She asked us if we were going to an awards event that evening. I was about to thank her for the invitation and explain we already had plans, but John jumped in, "Well, why don’t you tell me more about the event?"

That’s the big difference between the two of us. I say "no thanks" and move on; he likes to talk for half an hour and make sure an exchange of business cards takes place.

I guess they call that networking.

I wandered away, calling behind me, "John I’m going to look over here for the room…"

Wait! They have beads! What color do you want? He was suddenly ecstatic again. Free beads. All sorts of pretty colors.

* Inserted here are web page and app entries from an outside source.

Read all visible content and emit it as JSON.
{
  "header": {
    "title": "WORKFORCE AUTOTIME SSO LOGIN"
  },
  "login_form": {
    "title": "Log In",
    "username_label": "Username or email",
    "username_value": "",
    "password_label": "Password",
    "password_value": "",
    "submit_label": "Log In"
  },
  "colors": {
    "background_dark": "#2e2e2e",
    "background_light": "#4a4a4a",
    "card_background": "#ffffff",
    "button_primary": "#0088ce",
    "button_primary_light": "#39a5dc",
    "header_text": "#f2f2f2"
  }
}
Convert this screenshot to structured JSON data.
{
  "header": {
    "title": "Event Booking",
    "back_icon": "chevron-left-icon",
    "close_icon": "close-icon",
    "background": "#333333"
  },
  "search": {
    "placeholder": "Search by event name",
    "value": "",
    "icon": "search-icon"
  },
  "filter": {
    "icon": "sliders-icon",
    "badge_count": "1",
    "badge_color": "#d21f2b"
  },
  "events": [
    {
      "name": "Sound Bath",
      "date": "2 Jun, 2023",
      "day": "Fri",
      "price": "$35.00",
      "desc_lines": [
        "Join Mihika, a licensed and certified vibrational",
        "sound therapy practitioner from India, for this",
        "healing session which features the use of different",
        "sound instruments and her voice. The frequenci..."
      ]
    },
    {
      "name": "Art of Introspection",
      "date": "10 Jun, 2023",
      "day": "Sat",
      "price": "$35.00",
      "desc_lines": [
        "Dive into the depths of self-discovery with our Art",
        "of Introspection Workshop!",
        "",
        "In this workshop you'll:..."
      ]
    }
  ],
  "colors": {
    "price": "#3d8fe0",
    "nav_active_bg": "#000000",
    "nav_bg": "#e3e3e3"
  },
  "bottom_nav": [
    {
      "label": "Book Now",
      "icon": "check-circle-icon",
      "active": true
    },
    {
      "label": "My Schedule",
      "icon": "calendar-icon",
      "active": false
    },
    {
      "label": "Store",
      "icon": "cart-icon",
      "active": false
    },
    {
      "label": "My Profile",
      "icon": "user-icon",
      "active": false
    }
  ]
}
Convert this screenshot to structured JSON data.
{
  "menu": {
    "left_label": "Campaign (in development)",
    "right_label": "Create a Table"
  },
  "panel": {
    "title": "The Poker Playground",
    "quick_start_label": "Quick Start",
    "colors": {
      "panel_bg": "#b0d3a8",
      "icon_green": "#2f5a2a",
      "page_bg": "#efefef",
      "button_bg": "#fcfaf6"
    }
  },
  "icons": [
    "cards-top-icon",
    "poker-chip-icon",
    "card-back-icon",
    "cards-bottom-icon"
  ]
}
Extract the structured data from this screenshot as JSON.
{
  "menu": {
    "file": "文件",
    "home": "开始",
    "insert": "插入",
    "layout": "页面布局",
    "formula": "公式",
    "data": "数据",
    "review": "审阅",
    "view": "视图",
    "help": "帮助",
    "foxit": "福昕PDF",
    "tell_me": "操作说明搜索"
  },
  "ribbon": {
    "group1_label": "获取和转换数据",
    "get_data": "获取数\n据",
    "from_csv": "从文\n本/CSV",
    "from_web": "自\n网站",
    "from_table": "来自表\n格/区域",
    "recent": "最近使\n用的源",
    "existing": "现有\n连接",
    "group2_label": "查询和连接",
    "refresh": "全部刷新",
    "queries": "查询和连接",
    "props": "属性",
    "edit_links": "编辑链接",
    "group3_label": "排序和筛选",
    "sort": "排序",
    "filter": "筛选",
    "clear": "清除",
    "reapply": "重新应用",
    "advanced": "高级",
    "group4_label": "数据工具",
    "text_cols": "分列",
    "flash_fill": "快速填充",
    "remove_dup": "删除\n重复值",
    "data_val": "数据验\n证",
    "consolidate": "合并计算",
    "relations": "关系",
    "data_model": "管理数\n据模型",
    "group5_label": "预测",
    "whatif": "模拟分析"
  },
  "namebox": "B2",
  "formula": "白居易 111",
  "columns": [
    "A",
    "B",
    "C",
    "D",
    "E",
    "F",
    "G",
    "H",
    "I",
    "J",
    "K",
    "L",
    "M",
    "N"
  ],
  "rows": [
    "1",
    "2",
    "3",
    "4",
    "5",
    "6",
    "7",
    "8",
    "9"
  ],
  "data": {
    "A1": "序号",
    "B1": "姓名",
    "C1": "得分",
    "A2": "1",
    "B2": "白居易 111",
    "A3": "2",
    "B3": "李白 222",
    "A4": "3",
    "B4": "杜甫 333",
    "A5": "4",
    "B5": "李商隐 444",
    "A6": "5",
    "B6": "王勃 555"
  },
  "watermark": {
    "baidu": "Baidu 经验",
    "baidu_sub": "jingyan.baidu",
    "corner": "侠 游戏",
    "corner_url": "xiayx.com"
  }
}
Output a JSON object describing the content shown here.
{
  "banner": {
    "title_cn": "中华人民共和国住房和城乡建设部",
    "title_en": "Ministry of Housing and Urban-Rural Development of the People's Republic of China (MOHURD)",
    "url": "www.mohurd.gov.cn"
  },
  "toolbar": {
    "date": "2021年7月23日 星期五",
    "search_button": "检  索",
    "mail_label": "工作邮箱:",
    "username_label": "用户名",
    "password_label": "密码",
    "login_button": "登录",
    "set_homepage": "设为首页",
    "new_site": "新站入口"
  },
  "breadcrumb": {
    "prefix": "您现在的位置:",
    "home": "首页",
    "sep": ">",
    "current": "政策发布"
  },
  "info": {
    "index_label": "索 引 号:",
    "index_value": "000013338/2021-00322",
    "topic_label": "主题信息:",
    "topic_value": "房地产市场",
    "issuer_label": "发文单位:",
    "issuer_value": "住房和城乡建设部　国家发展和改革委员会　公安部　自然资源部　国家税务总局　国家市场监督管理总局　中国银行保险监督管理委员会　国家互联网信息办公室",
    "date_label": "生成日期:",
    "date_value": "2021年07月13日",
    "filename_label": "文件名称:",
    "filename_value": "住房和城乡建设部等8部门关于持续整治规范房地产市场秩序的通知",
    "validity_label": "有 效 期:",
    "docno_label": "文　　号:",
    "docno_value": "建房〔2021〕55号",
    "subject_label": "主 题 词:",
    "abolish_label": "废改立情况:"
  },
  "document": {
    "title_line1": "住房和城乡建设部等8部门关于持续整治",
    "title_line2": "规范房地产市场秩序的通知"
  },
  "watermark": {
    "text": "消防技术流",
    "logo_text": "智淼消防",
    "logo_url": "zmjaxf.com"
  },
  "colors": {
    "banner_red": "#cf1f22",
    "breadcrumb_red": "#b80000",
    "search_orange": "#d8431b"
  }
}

Stocking stuffers.

"No thanks," I said, forcing a weak smile. When John caught up with me, I detected a slight hint of admiration in his voice.

Wow. It’s sort of impressive that you can be this grouchy a thousand miles from home.

Later on, I caught up with Matt in the vast convention hall. He was shopping for scooters, on behalf of Vanessa. I tried to stay out of range, but a second sales guy approached me, pitching a new style of strollers. When he found out I wasn’t there to buy, he quipped: "Well, maybe Matt can buy some and then you can write a news release about it."

Okay then.

Happily, soon after we ran into Will and Mrs. Koch. He’d done it again. Stopped by looking for Mr. Bigfoot, but to no avail. "They told me to come back tomorrow. They say he works all night and sleeps all day, so he doesn’t show up until late afternoon."

Will was stoked.

When I asked him this week if he’d ever found Sasquatch’s creator, Will’s face fell. "No, and I stopped by their booth three times."

Ah well, there’s always next year.